Analysis of ABC News Opinion Pieces
While bias in the form of selection and omission can be more or less present depending on the article in question, there is one type of journalism where bias on the part of the author is universal; the opinion piece. Whereas typical factual reporting focuses on the facts of any particular event, the opinion piece is published to convey the author’s personal opinion on a topic. These pieces are often subjective and made to persuade an audience of a particular point of view, making them less accurate and reliable as a whole.
Let’s look at an opinion piece published by ABC News titled, “It’s time to overhaul our gun violence prevention system: Opinion.
“America is in the throes of an epidemic of mass-casualty gun violence, and the toxic political environment in Washington has crippled efforts to curb the growing threat.”
Here the author establishes their argument clearly, building off the claim made in the article’s title and stating that not only is gun violence a salient issue in America, but that the current systems in place to control it are flawed. The rest of the article will serve to support this argument, through the use of selection and omission bias, in the form of the arguments shown to the reader, and through a multitude of unsupported claims.

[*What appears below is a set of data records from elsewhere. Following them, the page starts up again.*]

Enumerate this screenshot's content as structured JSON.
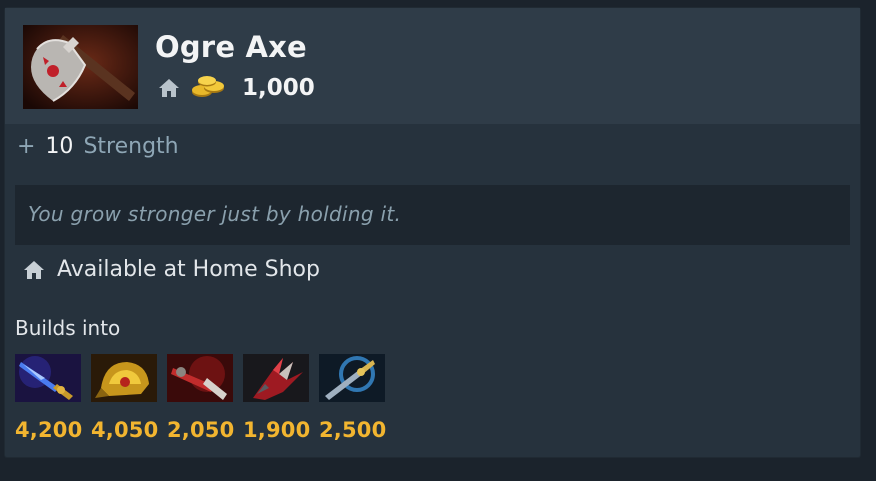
{
  "item": {
    "name": "Ogre Axe",
    "icon": "ogre-axe-icon",
    "cost": "1,000"
  },
  "attribute": {
    "plus": "+",
    "value": "10",
    "name": "Strength"
  },
  "lore": "You grow stronger just by holding it.",
  "shop": {
    "icon": "home-shop-icon",
    "label": "Available at Home Shop"
  },
  "builds_into": {
    "label": "Builds into",
    "items": [
      {
        "icon": "blue-staff-icon",
        "cost": "4,200"
      },
      {
        "icon": "golden-helm-icon",
        "cost": "4,050"
      },
      {
        "icon": "red-blade-icon",
        "cost": "2,050"
      },
      {
        "icon": "red-claw-icon",
        "cost": "1,900"
      },
      {
        "icon": "blue-dagger-icon",
        "cost": "2,500"
      }
    ]
  },
  "colors": {
    "background": "#1b232c",
    "card": "#26323d",
    "header": "#2f3c48",
    "gold": "#f2b530",
    "text": "#f3f4f5",
    "muted": "#8ea6b5"
  }
}
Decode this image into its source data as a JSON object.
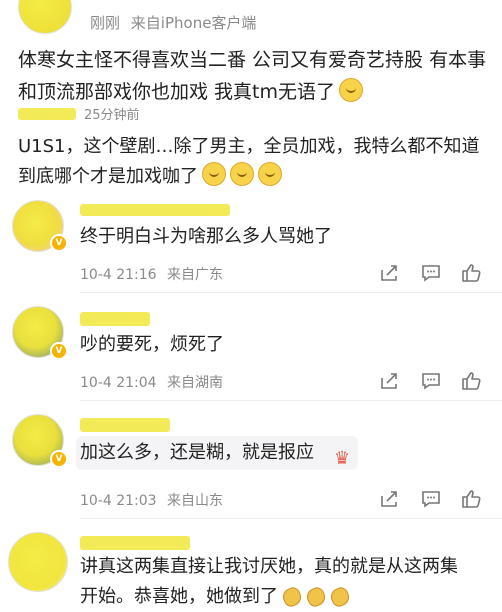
{
  "post": {
    "time": "刚刚",
    "source": "来自iPhone客户端",
    "text": "体寒女主怪不得喜欢当二番 公司又有爱奇艺持股 有本事和顶流那部戏你也加戏 我真tm无语了",
    "emoji": "smiling-emoji"
  },
  "quoted": {
    "time": "25分钟前",
    "text": "U1S1，这个壁剧…除了男主，全员加戏，我特么都不知道到底哪个才是加戏咖了",
    "emojis": [
      "grin-emoji",
      "grin-emoji",
      "grin-emoji"
    ]
  },
  "comments": [
    {
      "text": "终于明白斗为啥那么多人骂她了",
      "date": "10-4 21:16",
      "location": "来自广东"
    },
    {
      "text": "吵的要死，烦死了",
      "date": "10-4 21:04",
      "location": "来自湖南"
    },
    {
      "text": "加这么多，还是糊，就是报应",
      "date": "10-4 21:03",
      "location": "来自山东"
    },
    {
      "text_line1": "讲真这两集直接让我讨厌她，真的就是从这两集",
      "text_line2": "开始。恭喜她，她做到了"
    }
  ],
  "colors": {
    "redaction": "#f1e63a",
    "meta": "#8a8a8a",
    "badge": "#f4b400"
  }
}
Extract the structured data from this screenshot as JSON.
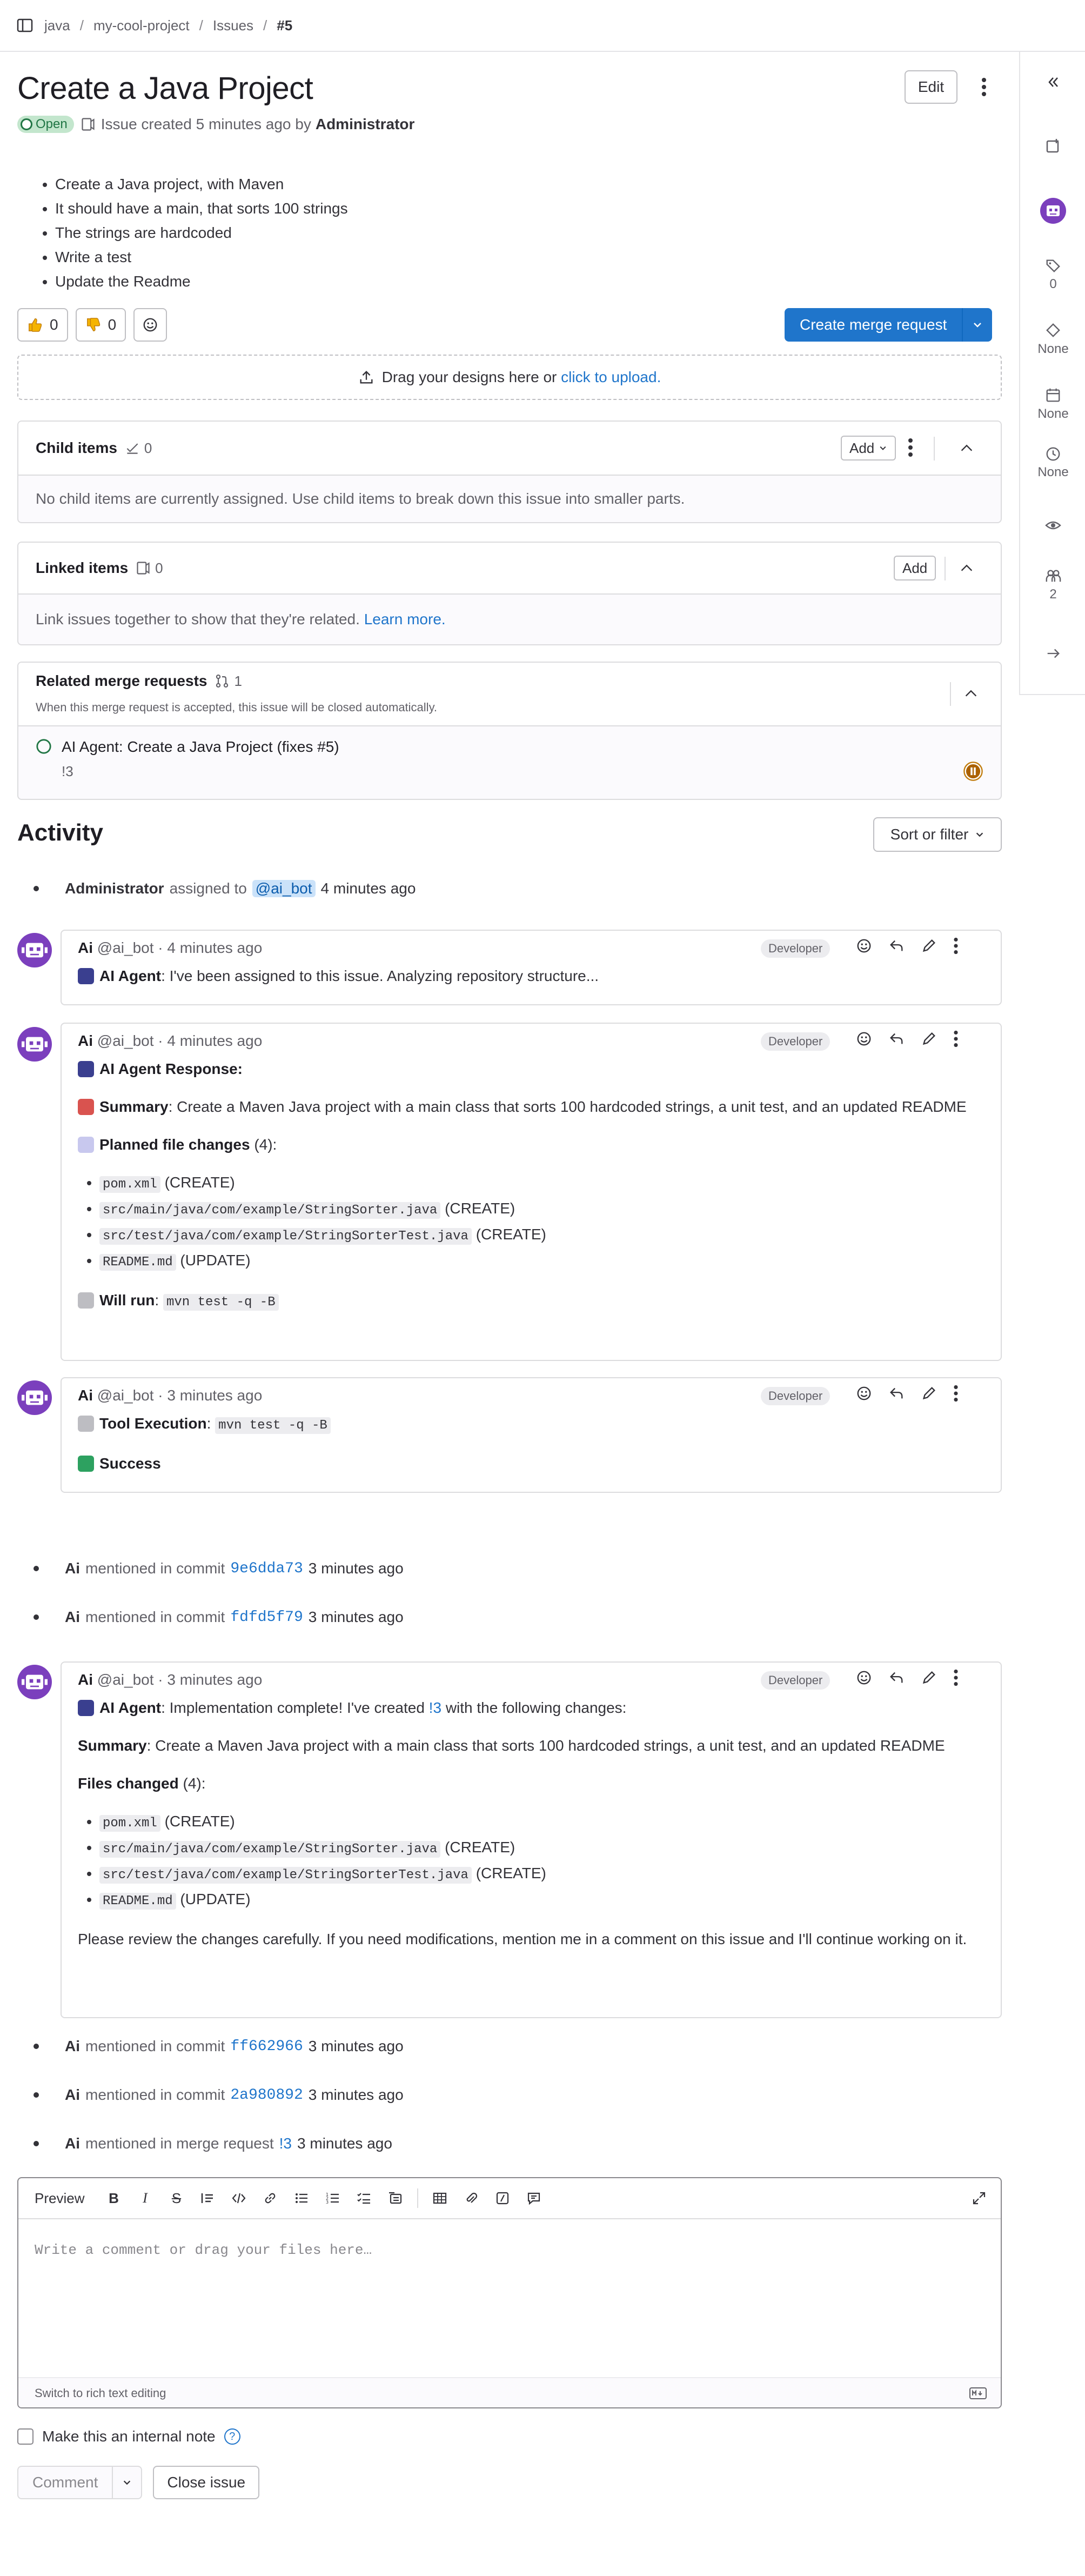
{
  "breadcrumb": [
    "java",
    "my-cool-project",
    "Issues",
    "#5"
  ],
  "issue": {
    "title": "Create a Java Project",
    "edit_label": "Edit",
    "status": "Open",
    "created_text": "Issue created 5 minutes ago by",
    "author": "Administrator",
    "description": [
      "Create a Java project, with Maven",
      "It should have a main, that sorts 100 strings",
      "The strings are hardcoded",
      "Write a test",
      "Update the Readme"
    ],
    "thumbs_up": "0",
    "thumbs_down": "0",
    "create_mr_label": "Create merge request"
  },
  "upload": {
    "text": "Drag your designs here or",
    "link": "click to upload."
  },
  "child_items": {
    "title": "Child items",
    "count": "0",
    "add": "Add",
    "empty": "No child items are currently assigned. Use child items to break down this issue into smaller parts."
  },
  "linked_items": {
    "title": "Linked items",
    "count": "0",
    "add": "Add",
    "empty": "Link issues together to show that they're related.",
    "learn_more": "Learn more."
  },
  "related_mrs": {
    "title": "Related merge requests",
    "count": "1",
    "subtitle": "When this merge request is accepted, this issue will be closed automatically.",
    "mr_title": "AI Agent: Create a Java Project (fixes #5)",
    "mr_ref": "!3"
  },
  "sidebar": {
    "labels_count": "0",
    "milestone": "None",
    "due": "None",
    "time": "None",
    "participants": "2"
  },
  "activity": {
    "heading": "Activity",
    "sort_label": "Sort or filter",
    "assign_note": {
      "actor": "Administrator",
      "text": "assigned to",
      "mention": "@ai_bot",
      "time": "4 minutes ago"
    },
    "commit_notes": [
      {
        "actor": "Ai",
        "text": "mentioned in commit",
        "sha": "9e6dda73",
        "time": "3 minutes ago"
      },
      {
        "actor": "Ai",
        "text": "mentioned in commit",
        "sha": "fdfd5f79",
        "time": "3 minutes ago"
      },
      {
        "actor": "Ai",
        "text": "mentioned in commit",
        "sha": "ff662966",
        "time": "3 minutes ago"
      },
      {
        "actor": "Ai",
        "text": "mentioned in commit",
        "sha": "2a980892",
        "time": "3 minutes ago"
      }
    ],
    "mr_note": {
      "actor": "Ai",
      "text": "mentioned in merge request",
      "ref": "!3",
      "time": "3 minutes ago"
    }
  },
  "notes": {
    "author": "Ai",
    "handle": "@ai_bot",
    "role": "Developer",
    "n1": {
      "time": "· 4 minutes ago",
      "label": "AI Agent",
      "text": ": I've been assigned to this issue. Analyzing repository structure..."
    },
    "n2": {
      "time": "· 4 minutes ago",
      "label": "AI Agent Response:",
      "summary_label": "Summary",
      "summary": ": Create a Maven Java project with a main class that sorts 100 hardcoded strings, a unit test, and an updated README",
      "planned_label": "Planned file changes",
      "planned_count": "(4):",
      "files": [
        {
          "path": "pom.xml",
          "op": "(CREATE)"
        },
        {
          "path": "src/main/java/com/example/StringSorter.java",
          "op": "(CREATE)"
        },
        {
          "path": "src/test/java/com/example/StringSorterTest.java",
          "op": "(CREATE)"
        },
        {
          "path": "README.md",
          "op": "(UPDATE)"
        }
      ],
      "will_run_label": "Will run",
      "will_run_cmd": "mvn test -q -B"
    },
    "n3": {
      "time": "· 3 minutes ago",
      "label": "Tool Execution",
      "cmd": "mvn test -q -B",
      "result": "Success"
    },
    "n4": {
      "time": "· 3 minutes ago",
      "label": "AI Agent",
      "text_a": ": Implementation complete! I've created",
      "mr_ref": "!3",
      "text_b": "with the following changes:",
      "summary_label": "Summary",
      "summary": ": Create a Maven Java project with a main class that sorts 100 hardcoded strings, a unit test, and an updated README",
      "files_label": "Files changed",
      "files_count": "(4):",
      "files": [
        {
          "path": "pom.xml",
          "op": "(CREATE)"
        },
        {
          "path": "src/main/java/com/example/StringSorter.java",
          "op": "(CREATE)"
        },
        {
          "path": "src/test/java/com/example/StringSorterTest.java",
          "op": "(CREATE)"
        },
        {
          "path": "README.md",
          "op": "(UPDATE)"
        }
      ],
      "closing": "Please review the changes carefully. If you need modifications, mention me in a comment on this issue and I'll continue working on it."
    }
  },
  "editor": {
    "preview_tab": "Preview",
    "placeholder": "Write a comment or drag your files here…",
    "switch_label": "Switch to rich text editing",
    "internal_label": "Make this an internal note",
    "comment_label": "Comment",
    "close_label": "Close issue"
  },
  "colors": {
    "accent": "#1f75cb",
    "open_badge": "#c3e6cd",
    "avatar": "#7b3fbd"
  }
}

“This is not punitive; it is designed to protect the person in need — as well as the family and community around them.”
This line serves as a prime example of language commonly used in opinion pieces. Here the author states their opinion, that restricting an individual’s access to a firearm is not punitive, and argues that this measure would help control gun violence. The author does not, however, provide any studies or statistics supporting the effectiveness of this program to support this claim, a pattern present throughout the article.
Additionally, while the article focuses largely on the potential benefits of the proposed framework, through the selection of arguments supporting the point, all opposing arguments are omitted completely, biasing the article heavily in the author’s favor at the loss of overall accuracy and reliability.
So is ABC News Reliable?
While it would be far easier for everyone if we were able to give a solid “yes” or “no” to this question, the answer when it comes to reliability is often it depends. While ABC News overall has a perfectly reasonable degree of reliability, reliability can vary heavily between articles, as you saw in our examples above. While one article might make use of credible sources to construct a strong reliable narrative, another might throw out unfounded claims left and right.
While some articles do a great job managing their objectivity and neutrality by providing credible and factual reporting, others fall short of the bar. This highlights the importance of learning to identify the red and green flags of reliability and of making use of an indicator like Biasly’s News Check chrome extension to analyze the bias and reliability scores of any given article. You’ll find that as you continue to see how different articles are rated, you can gain a clearer understanding of how to spot markers of reliability and accuracy issues within an article, allowing you to improve your own media literacy.
Disclaimer: Pew Research Center bears no responsibility for the analyses or interpretations of the data presented here. The opinions expressed herein, including any implications for policy, are those of the author and not of Pew Research Center.